Yesterday, NALC President Fredric Rolando formally welcomed members of both chambers of Congress back to Washington for the second session of the 112th Congress. Both the House and Senate have legislation pending before them that could shape the future of the United States Postal Service.
The American people want Congress to take action to save the service network. As President Rolando states in his letter, Congress should take action to “strengthen and build the Postal Service, not weaken and slowly destroy it.” As Congress debates the future of the Postal Service, it should pause and take into account the will of the people. More than 1 million Americans signed an open letter to their senators and representatives urging them to preserve six-day mail delivery service.Not only do Americans value affordable mail delivery six days a week, but so does a majority of representatives!

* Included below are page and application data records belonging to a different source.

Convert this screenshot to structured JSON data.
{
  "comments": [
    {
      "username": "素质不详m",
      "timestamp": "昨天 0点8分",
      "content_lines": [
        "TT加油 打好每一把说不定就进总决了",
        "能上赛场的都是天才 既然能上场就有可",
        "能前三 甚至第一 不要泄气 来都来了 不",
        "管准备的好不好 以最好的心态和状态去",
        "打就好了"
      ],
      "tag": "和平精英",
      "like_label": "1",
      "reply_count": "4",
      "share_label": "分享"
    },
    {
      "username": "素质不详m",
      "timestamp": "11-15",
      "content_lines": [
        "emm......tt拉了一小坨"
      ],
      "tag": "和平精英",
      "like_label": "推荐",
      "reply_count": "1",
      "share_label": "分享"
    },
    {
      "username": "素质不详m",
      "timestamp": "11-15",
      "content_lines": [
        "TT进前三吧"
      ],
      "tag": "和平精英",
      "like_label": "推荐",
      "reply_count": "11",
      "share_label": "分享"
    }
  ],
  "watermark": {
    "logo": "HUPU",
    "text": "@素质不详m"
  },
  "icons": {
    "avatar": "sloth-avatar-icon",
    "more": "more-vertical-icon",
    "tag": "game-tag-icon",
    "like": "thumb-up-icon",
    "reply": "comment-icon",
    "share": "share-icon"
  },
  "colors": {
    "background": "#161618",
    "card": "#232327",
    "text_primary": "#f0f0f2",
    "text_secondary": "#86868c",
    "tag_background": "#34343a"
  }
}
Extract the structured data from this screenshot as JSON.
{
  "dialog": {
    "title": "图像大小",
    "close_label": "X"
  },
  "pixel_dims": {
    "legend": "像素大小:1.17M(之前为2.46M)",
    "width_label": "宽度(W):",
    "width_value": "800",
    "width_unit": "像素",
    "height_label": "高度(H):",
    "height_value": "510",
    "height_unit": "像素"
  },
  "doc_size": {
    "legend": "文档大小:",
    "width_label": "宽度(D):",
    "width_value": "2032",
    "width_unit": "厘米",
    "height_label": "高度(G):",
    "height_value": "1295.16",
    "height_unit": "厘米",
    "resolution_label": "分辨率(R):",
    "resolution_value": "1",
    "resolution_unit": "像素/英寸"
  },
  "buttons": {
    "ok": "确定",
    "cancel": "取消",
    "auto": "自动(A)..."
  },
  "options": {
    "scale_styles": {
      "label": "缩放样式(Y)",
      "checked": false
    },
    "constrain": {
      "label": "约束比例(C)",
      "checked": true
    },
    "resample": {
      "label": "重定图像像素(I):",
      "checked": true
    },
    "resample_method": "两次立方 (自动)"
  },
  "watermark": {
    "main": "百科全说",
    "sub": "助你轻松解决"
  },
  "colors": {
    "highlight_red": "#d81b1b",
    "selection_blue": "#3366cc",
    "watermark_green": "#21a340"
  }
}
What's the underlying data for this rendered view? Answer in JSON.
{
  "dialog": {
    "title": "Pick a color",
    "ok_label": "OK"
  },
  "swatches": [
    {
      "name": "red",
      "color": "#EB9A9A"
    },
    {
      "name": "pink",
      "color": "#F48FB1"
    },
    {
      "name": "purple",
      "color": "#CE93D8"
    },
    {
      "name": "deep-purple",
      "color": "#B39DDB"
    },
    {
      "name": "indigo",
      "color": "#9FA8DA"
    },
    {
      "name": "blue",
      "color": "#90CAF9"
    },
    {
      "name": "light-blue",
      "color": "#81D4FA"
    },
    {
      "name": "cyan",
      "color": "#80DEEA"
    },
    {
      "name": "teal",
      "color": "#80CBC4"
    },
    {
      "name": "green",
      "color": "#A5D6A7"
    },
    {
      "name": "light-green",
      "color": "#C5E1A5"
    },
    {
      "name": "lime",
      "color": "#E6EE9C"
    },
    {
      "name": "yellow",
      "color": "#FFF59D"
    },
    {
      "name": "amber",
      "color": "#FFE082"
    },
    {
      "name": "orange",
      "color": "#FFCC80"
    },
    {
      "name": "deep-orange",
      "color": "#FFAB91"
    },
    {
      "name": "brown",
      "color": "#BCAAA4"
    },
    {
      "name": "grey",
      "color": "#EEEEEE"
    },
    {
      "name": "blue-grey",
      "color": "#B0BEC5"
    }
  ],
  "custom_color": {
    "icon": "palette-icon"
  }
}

In the House, there is now a bipartisan majority of co-sponsors to House Resolution 137, which expresses support for keeping six-day mail delivery.
All eyes are watching Congress: Will it take a proactive and sensible approach to return one of America’s most trusted agencies to financial solvency? Or will it instead take draconian measures to reduce service standards and phase out door-to-door mail delivery, all without addressing the root cause of the financial crisis facing the USPS?
On behalf of the nearly 300,000 men and women who comprise the National Association of Letter
Carriers (NALC), I would like to formally welcome you back, and give you a brief update on letter carriers’ actions in the field over the last six weeks. Given the gravity of pending legislation in both the House and Senate, our members are understandably engaged and are reporting overwhelming support from your constituents.
In fact, since beginning a petition drive in support of protecting 6-day mail delivery late last year, our members have gathered over 1 million signatures from Americans who oppose eliminating a day of delivery. Various bills making their way through both houses of Congress would eliminate this unique 6-day service, making it more difficult for the Postal Service to remain competitive and offer essential services to customers in every community, including hundreds of thousands in your district. I urge you to reject those proposals in lieu of legislative solutions that strive to strengthen and build the Postal Service, not weaken and slowly destroy it.
Again, I am pleased to welcome you back, and look forward to working together for the remainder of the session to ensure a competitive and financially viable Postal Service.
Fredric V. Rolando